This week’s parasha is Ki Tetze, which is in the Book of Devarim (Deuteronomy). The whole book is one long speech by Moshe before the Israelites enter Canaan. This parasha has the most mitzvot out of all the parshiot - 74. These range from mitzvot about burials, returning lost objects, inheritance and much more. This week I would like to focus on one law in particular which states that “When you build a new house, you shall make a guard rail for your roof, so that you shall not cause blood [to be spilled] in your house, if anyone should fall from it [the roof].” 

This mitzvah sounds straightforward - if you build a house, put a fence around your roof. Even if this law wasn’t in the Torah, it seems like common sense. A safety precaution. But, if we dig deeper, we can find what we can learn from this seemingly simple mitzvah. This mitzvah is a practical application of another law from Vayikra, (Leviticus): “You shall not stand idly by the blood of your neighbor.” In this mitzvah we are commanded to proactively act towards preventing the harm of any person. It is not enough to just stand by.

In his reading of this mitzvah, Rambam takes this idea further.
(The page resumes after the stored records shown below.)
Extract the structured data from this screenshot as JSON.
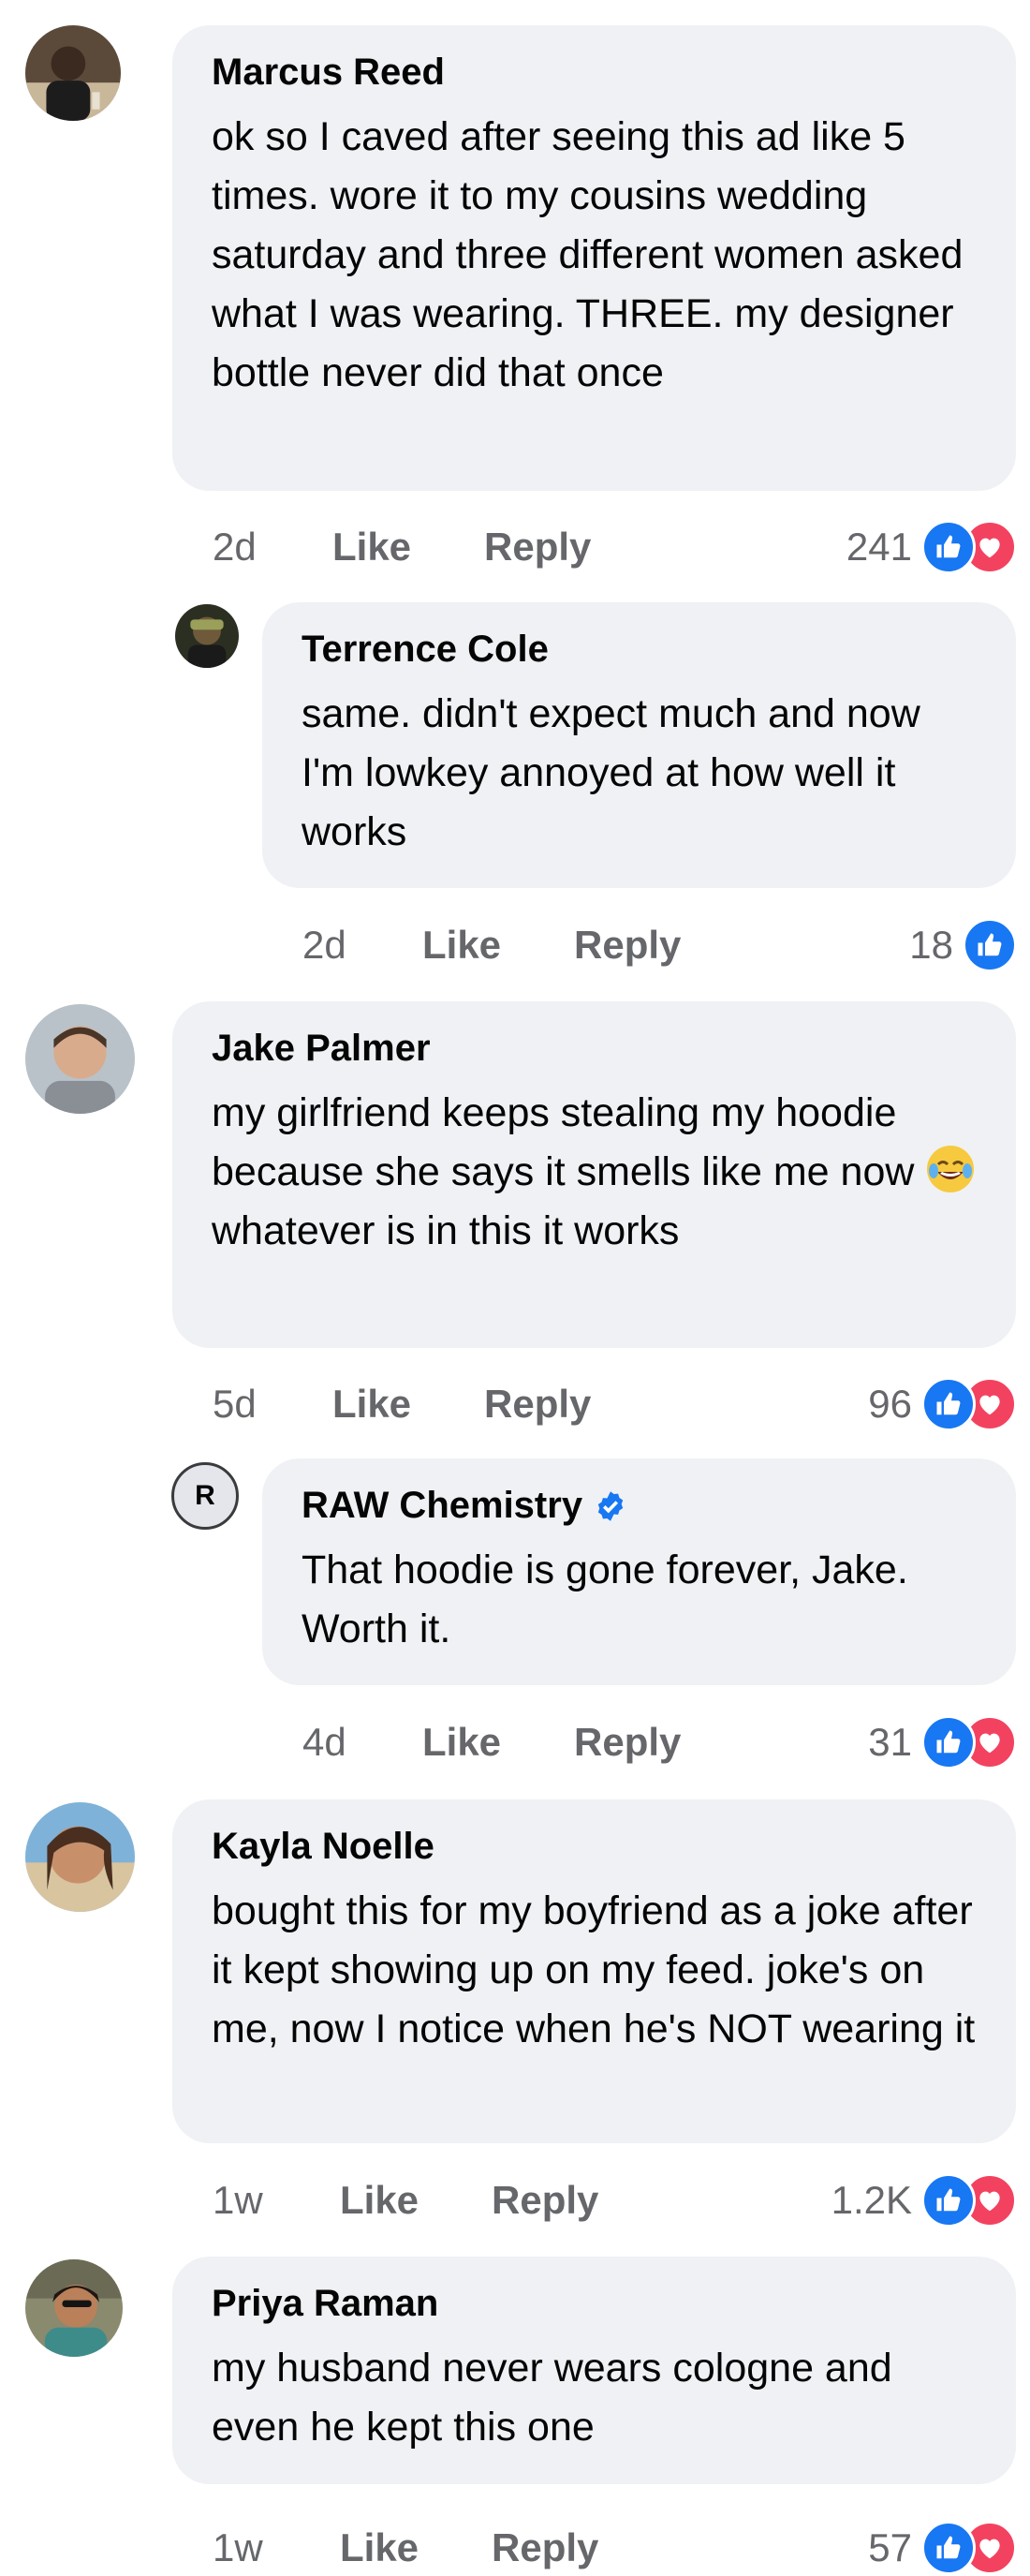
{
  "comments": [
    {
      "author": "Marcus Reed",
      "text": "ok so I caved after seeing this ad like 5 times. wore it to my cousins wedding saturday and three different women asked what I was wearing. THREE. my designer bottle never did that once",
      "time": "2d",
      "like_label": "Like",
      "reply_label": "Reply",
      "reaction_count": "241",
      "reactions": [
        "like-icon",
        "love-icon"
      ]
    },
    {
      "author": "Terrence Cole",
      "text": "same. didn't expect much and now I'm lowkey annoyed at how well it works",
      "time": "2d",
      "like_label": "Like",
      "reply_label": "Reply",
      "reaction_count": "18",
      "reactions": [
        "like-icon"
      ]
    },
    {
      "author": "Jake Palmer",
      "text_before_emoji": "my girlfriend keeps stealing my hoodie because she says it smells like me now",
      "text_after_emoji": "whatever is in this it works",
      "emoji": "face-with-tears-of-joy",
      "time": "5d",
      "like_label": "Like",
      "reply_label": "Reply",
      "reaction_count": "96",
      "reactions": [
        "like-icon",
        "love-icon"
      ]
    },
    {
      "author": "RAW Chemistry",
      "avatar_letter": "R",
      "verified": true,
      "text": "That hoodie is gone forever, Jake. Worth it.",
      "time": "4d",
      "like_label": "Like",
      "reply_label": "Reply",
      "reaction_count": "31",
      "reactions": [
        "like-icon",
        "love-icon"
      ]
    },
    {
      "author": "Kayla Noelle",
      "text": "bought this for my boyfriend as a joke after it kept showing up on my feed. joke's on me, now I notice when he's NOT wearing it",
      "time": "1w",
      "like_label": "Like",
      "reply_label": "Reply",
      "reaction_count": "1.2K",
      "reactions": [
        "like-icon",
        "love-icon"
      ]
    },
    {
      "author": "Priya Raman",
      "text": "my husband never wears cologne and even he kept this one",
      "time": "1w",
      "like_label": "Like",
      "reply_label": "Reply",
      "reaction_count": "57",
      "reactions": [
        "like-icon",
        "love-icon"
      ]
    }
  ],
  "colors": {
    "bubble": "#eff1f4",
    "meta_text": "#65676b",
    "like_blue": "#1877f2",
    "love_red": "#f3425f"
  }
}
He says that: “regarding any obstacle which could cause mortal danger, one, not just the owner, has a positive commandment to remove it… if one does not remove it but leaves those obstacles constituting potential danger, one transgresses a positive commandment and negates a negative commandment - ‘Thou shall not spill blood’” (Mishneh Torah, Laws of the Murderer and Protecting Life, 11:4). 

If we interpret this mitzvah according to Rambam, we are responsible for a large number of the problems in this world - we have the obligation to anticipate potential dangers and act upon them.  But where would this obligation end? How far does it go?
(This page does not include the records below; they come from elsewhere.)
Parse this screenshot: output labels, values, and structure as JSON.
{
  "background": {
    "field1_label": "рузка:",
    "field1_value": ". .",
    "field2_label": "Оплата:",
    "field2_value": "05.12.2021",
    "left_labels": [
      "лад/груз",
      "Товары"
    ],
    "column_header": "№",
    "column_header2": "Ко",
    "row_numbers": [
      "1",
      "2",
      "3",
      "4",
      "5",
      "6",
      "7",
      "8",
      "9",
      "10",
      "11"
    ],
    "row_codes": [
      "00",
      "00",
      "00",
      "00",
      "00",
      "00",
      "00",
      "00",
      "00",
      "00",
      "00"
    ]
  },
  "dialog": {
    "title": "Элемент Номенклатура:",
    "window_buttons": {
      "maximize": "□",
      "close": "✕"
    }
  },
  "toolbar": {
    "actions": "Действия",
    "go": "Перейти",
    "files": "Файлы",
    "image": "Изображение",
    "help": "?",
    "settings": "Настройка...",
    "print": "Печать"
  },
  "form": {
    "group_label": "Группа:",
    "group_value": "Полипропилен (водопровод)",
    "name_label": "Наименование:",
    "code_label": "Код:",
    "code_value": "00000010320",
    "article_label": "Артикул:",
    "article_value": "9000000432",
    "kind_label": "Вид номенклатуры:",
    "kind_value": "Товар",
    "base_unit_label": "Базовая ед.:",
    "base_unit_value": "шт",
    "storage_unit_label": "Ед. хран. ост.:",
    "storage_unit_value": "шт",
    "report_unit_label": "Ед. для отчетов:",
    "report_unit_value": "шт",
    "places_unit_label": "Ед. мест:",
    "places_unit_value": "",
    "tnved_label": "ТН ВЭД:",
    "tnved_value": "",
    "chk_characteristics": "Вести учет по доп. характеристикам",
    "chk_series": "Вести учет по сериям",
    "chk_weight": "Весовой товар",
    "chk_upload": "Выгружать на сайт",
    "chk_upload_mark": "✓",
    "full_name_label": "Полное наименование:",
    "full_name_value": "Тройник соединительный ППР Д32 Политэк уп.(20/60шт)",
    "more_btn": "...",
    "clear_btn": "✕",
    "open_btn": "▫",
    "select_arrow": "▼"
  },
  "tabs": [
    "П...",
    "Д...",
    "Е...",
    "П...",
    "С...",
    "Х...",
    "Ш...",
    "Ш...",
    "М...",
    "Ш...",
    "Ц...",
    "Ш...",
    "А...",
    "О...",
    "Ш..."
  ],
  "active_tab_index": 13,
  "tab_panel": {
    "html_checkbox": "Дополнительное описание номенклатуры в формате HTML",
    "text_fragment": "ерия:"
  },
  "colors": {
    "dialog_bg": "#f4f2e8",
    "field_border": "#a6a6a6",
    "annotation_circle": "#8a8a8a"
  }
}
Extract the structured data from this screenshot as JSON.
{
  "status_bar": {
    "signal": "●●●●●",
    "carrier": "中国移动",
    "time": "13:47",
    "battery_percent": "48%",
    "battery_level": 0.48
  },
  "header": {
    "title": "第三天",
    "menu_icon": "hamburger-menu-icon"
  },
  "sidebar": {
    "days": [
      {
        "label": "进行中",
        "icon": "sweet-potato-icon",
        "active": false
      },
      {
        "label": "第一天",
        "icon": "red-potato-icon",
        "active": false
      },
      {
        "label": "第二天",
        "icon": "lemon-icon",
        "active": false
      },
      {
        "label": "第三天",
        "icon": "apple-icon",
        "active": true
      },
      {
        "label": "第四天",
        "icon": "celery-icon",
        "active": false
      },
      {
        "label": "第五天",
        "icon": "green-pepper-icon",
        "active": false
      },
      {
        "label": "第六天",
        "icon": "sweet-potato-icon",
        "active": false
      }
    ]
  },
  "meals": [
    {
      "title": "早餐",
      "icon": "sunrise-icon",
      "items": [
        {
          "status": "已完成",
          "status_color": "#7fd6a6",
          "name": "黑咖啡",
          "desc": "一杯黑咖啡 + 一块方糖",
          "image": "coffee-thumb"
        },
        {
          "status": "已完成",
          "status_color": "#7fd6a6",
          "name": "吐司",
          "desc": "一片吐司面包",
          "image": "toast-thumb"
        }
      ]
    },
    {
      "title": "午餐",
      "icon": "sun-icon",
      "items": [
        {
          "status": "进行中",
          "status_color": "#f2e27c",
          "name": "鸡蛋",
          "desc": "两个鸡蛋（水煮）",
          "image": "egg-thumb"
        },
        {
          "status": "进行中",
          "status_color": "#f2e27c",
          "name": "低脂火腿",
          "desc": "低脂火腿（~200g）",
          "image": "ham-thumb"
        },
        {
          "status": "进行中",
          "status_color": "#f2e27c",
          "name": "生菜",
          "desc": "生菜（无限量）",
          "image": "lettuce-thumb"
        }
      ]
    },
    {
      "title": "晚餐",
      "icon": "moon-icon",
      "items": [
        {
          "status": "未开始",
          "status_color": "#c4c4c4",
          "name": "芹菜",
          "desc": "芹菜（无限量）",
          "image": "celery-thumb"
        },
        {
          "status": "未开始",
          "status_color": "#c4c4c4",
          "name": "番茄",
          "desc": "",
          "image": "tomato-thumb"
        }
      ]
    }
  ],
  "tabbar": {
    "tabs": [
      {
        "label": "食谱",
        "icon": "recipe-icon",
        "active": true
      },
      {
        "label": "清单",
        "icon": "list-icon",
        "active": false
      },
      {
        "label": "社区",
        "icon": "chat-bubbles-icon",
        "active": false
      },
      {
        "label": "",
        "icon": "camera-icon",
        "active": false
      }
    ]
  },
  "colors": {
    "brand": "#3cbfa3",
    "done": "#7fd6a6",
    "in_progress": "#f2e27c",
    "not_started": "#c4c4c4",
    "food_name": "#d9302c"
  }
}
For most of us, it would be impossible to right all the wrongs in the world by oneself. An answer to these questions comes from a passage in the Talmud: “Whoever can prevent his household from committing a sin but does not, is responsible for the sins of his household; if he can prevent his fellow citizens, he is responsible for the sins of his fellow citizens; if the whole world, he is responsible for the sins of the whole world.”

The word to focus on is can. If we are capable of making a change in our household, then the responsibility falls on us. If we can make a change in our local community, we need to exercise that ability. Even if we aren’t in a position to make global changes, we have an active responsibility to do as much as we possibly can to make the changes we are able to make. 

As the High Holidays are coming up, it is important to acknowledge this idea of change. We are about to enter a period of self reflection. During the next few weeks, each one of us needs to take some time to think about what we have done this past year and more importantly what we are able to change moving forward. 

Shabbat Shalom!

Natalie, Grade 12